Protect Our Waters, a group of residents and trout fishery and habitat conservationists, hired experts to study the report. Betsy Phair of Concerned McCloud Citizens said the report did not address downstream communities, aquifer effects, climate change, fish, diesel fumes from increased trucking, or hazardous waste on the former mill site where Nestlé plans to build its plant.
Protect Our Waters has been trying to get Nestle to agree to “adaptive management,” in which the ecosystem is measured and natural variability is understood, and then a long-term monitoring system would track the plant’s effect on the environment. If Nestlé was found to be hurting the environment, it would have to change its operations.
In February, under pressure from conservationists, Nestlé agreed to cap its water extraction at 1,600 acre feet a year, or just under 2 million cubic meters. It also agreed that it would not drill groundwater wells and would conduct more environmental studies in a second environmental impact report.
But Nestlé is not altering the contract with the town to reflect these changes.

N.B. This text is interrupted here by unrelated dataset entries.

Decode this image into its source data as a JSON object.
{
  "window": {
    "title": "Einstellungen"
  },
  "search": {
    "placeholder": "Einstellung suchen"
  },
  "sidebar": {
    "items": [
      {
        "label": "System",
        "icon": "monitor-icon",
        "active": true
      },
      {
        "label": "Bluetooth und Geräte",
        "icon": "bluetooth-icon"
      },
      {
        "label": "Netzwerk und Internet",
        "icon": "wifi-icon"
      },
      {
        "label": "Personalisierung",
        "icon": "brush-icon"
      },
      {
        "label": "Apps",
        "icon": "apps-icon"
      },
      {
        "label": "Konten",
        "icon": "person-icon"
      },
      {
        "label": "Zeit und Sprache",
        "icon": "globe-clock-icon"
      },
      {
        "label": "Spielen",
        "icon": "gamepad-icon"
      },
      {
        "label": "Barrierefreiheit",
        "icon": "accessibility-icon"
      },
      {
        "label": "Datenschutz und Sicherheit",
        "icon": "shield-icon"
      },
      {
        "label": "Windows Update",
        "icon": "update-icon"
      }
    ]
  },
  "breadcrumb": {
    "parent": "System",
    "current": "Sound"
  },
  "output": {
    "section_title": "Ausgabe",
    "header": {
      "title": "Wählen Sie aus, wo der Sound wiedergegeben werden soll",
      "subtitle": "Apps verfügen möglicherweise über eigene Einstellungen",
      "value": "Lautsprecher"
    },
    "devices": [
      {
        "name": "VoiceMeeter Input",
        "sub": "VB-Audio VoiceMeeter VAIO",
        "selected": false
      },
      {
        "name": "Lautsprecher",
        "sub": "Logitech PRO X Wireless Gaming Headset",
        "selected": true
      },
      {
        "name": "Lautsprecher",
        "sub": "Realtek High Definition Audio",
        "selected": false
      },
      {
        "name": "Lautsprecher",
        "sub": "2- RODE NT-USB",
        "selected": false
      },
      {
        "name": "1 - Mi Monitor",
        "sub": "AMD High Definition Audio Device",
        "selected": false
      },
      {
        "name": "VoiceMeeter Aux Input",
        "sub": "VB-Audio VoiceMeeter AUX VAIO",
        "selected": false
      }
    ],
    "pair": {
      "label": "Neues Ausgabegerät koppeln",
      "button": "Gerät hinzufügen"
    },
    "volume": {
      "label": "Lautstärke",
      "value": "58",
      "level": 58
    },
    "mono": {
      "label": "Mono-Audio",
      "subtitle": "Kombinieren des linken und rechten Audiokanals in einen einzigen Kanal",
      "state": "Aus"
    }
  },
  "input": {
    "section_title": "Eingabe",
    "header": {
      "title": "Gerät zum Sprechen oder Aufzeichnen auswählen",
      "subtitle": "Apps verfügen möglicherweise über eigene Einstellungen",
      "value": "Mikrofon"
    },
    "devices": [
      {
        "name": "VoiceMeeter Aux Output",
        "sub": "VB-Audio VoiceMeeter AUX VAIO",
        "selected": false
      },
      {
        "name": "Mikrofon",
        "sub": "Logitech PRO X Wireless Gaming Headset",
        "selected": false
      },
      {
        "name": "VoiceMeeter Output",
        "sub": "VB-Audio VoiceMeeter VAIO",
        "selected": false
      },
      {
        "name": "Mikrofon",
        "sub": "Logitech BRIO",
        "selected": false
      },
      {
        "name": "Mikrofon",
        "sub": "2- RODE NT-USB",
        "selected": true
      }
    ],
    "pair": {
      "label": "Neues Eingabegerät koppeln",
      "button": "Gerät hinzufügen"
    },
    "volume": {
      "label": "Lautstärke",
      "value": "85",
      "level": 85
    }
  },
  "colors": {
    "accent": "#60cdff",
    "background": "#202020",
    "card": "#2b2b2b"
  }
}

Palais said the issues were already covered by contingency terms.
Groundwater and surface water are interconnected in a single hydrological system, said Kucinich, the congressman. “The existing regulatory structure barely recognizes this fact,” he said. “For every gallon that’s extracted for the bottled spring water, that’s one gallon lost for surrounding streams and watershed.”
Knight, of the fishery group, said he worried that water removal could effect the fish and ecosystem. He said a local fish hatchery had been distributing McCloud River redband trout eggs internationally since the 1870s.

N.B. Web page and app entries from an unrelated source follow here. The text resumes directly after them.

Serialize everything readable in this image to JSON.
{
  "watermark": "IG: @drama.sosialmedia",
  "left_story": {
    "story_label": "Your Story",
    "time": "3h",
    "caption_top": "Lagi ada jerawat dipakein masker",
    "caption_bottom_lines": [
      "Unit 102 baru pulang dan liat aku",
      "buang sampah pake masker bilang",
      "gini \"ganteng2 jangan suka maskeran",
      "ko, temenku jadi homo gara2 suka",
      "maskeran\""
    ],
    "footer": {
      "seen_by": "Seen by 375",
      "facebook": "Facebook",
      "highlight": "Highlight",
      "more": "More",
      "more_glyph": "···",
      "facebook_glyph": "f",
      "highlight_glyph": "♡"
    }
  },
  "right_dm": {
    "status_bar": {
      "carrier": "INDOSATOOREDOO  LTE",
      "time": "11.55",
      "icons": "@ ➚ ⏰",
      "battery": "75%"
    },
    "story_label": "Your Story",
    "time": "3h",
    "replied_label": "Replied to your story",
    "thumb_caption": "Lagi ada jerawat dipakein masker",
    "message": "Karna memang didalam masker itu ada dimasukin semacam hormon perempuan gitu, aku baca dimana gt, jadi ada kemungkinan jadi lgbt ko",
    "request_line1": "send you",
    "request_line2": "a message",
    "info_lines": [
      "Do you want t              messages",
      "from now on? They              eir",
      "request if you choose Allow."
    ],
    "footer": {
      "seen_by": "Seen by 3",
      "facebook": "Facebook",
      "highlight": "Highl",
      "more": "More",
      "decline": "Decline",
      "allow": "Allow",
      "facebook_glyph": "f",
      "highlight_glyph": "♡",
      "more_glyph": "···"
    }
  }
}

“The McCloud River is sacred water,” Knight said. “It’s one of the most treasured and popular trout fishing streams in the country and has a reputation throughout the world.”
Under the contract, Nestlé can build a bottling plant covering an area of up to 1 million square feet, or 93,000 square meters. “This would totally destroy the integrity of our small, historic mill town,” said Anderson, of the McCloud Watershed Council.

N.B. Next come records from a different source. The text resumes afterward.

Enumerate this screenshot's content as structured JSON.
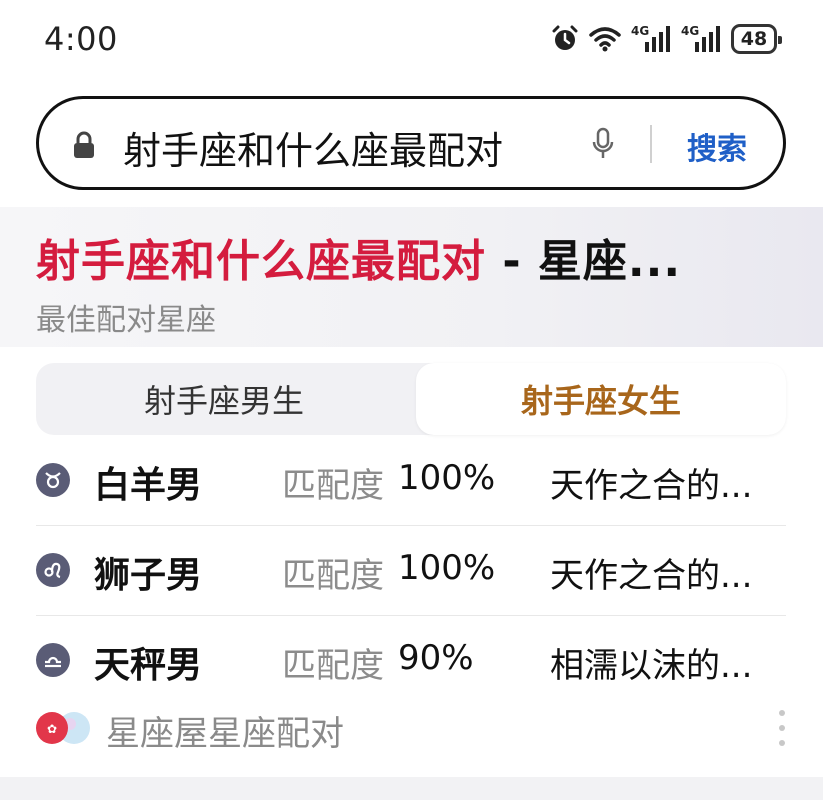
{
  "status_bar": {
    "time": "4:00",
    "network_1": "4G",
    "network_2": "4G",
    "battery": "48",
    "icons": [
      "alarm-icon",
      "wifi-icon",
      "signal-icon",
      "signal-icon",
      "battery-icon"
    ]
  },
  "search": {
    "query": "射手座和什么座最配对",
    "button_label": "搜索",
    "accent_color": "#1f5fc7"
  },
  "card": {
    "title_highlight": "射手座和什么座最配对",
    "title_rest": " - 星座...",
    "subtitle": "最佳配对星座",
    "highlight_color": "#d41c3e",
    "tabs": [
      {
        "label": "射手座男生",
        "selected": false
      },
      {
        "label": "射手座女生",
        "selected": true
      }
    ],
    "match_label": "匹配度",
    "rows": [
      {
        "icon": "taurus-icon",
        "name": "白羊男",
        "value": "100%",
        "desc": "天作之合的..."
      },
      {
        "icon": "leo-icon",
        "name": "狮子男",
        "value": "100%",
        "desc": "天作之合的..."
      },
      {
        "icon": "libra-icon",
        "name": "天秤男",
        "value": "90%",
        "desc": "相濡以沫的..."
      }
    ],
    "source": "星座屋星座配对"
  }
}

The contract also allows for 600 daily truck trips, and the trucks could run 24 hours a day all year. Some people are concerned about traffic and pollution. Residents who favor the plant say that plenty of trucks drove through town during logging’s heyday. But other residents say logging trucks peaked at 150 per day, and they did not run at night, on weekends, during the winter or on holidays.
Project supporters hope that jobs at Nestlé will strengthen the town’s economy. But the ECONorthwest report said that, of the 60 to 240 jobs predicted by Nestlé to be generated at various stages of operation, most “would likely be filled by people who do not currently live in McCloud.” It said some jobs probably would be seasonal, and only low-paying production jobs would be open to local residents.
Still, even low-paying jobs would be welcomed, said Dickinson, the board president. “I know people in town who would dearly love to have a $10-an-hour job with benefits,” he said. “I don’t think their expectations are all that high.”
He added: “Most of the businesses in town are dying. Forty percent are not occupied.” Conservationists point to tourism as an alternative to the bottling plant but, he said, “tourism doesn’t contribute a lot of money.”
Knight, of the fishery group, said Nestlé would not take care of local residents the way the town’s lumber company once did. “Any comparison of what Nestlé is trying to do to that is a complete fallacy,” he said.
Jane Lazgin, a spokeswoman for Nestlé Waters North America, said: “I think it’s appropriate that communities would have questions and concerns. In most cases, we’re welcomed because we’re able to offer a rural community an economic benefit, while harvesting responsibly a natural resource and providing jobs that otherwise have been lost.”